Over the next few weeks I researched, listened and asked people in the know about buying microphones, building studios, software and the voiceover business. The business itself was not totally foreign to me. I had hired many voiceover artists to image radio stations, and I evolved into writing and working directly with producers and voiceover artists to craft the right sound for a radio station. Having voiced some things well (and a few other things not so well) I wanted to find my place in the voiceover world. The time was right to build a studio.
One of the smarter things I did was invest in a "Pay-to-Play" membership on an online voiceover service.
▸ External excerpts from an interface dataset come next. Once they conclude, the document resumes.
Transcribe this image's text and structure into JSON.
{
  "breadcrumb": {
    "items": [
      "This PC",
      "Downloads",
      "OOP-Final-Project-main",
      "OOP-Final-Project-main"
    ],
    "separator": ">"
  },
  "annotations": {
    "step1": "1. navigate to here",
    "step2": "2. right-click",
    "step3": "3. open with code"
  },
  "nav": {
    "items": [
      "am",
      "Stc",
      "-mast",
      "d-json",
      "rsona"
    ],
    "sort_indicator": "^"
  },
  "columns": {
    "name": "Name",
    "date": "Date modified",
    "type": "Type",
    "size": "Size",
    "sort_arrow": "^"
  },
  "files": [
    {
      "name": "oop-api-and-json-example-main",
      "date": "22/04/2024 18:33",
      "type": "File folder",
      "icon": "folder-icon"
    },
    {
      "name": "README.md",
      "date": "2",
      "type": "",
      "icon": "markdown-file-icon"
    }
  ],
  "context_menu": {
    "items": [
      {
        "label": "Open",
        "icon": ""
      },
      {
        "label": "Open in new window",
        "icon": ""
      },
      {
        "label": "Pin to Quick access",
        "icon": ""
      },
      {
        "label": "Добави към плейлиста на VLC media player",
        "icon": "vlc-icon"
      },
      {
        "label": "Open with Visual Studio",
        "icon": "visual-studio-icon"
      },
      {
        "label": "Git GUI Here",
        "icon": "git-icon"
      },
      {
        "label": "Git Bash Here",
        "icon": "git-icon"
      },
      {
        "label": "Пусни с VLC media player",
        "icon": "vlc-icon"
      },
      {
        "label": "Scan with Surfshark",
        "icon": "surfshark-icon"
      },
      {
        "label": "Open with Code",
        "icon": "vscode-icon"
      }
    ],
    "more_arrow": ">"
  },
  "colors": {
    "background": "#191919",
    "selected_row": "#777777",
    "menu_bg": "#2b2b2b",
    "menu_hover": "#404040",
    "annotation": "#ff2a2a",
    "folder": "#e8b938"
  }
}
Now I understand these companies are hot button topics in the industry, but when you need the practice every day to get to know your studio, your microphone and your abilities, it serves a positive purpose in terms of process, practice and client relations. The next smartest thing I did was operate without the membership to gain even more knowledge. Those P2P places aren't for everyone. One radio station I consult has an announcer who is padding out his income pulling in an extra 20k a year. This is nothing short of phenomenal for him as there isn't any other voicework available in the mid-west logging town of 60,000 he works in. Inversely, there are a number of professionals who are less than thrilled with the practices at one company in particular.
My greatest take away from working and speaking with people is how everyone takes time to help one another out and pay it forward. I love how people share ideas about what works, and ask for solutions to problems they encounter. It is something that is lost on the radio business since people probably fear that sharing, discussing or venting might lead to dismissal. While radio might be tightening its belt in a few places, the demand for audio on the planet has increased.
My day feels a lot like the canoe trips I used to take during my summers in Algonquin Park. The non-stop cycle between canoeing and portaging was one where I yearned for the other while you were dealing with the moment. I still spend half my day consulting radio stations, and working with radio programmers and talent to develope their stations and talents. But after consuming audio, it is a joy to shift gears for the next half of the day and bring people's copy to life.
If you need anything voiced, I would love to audition for you. My webpage has my most recent work samples and quotes are assembled expeditiously.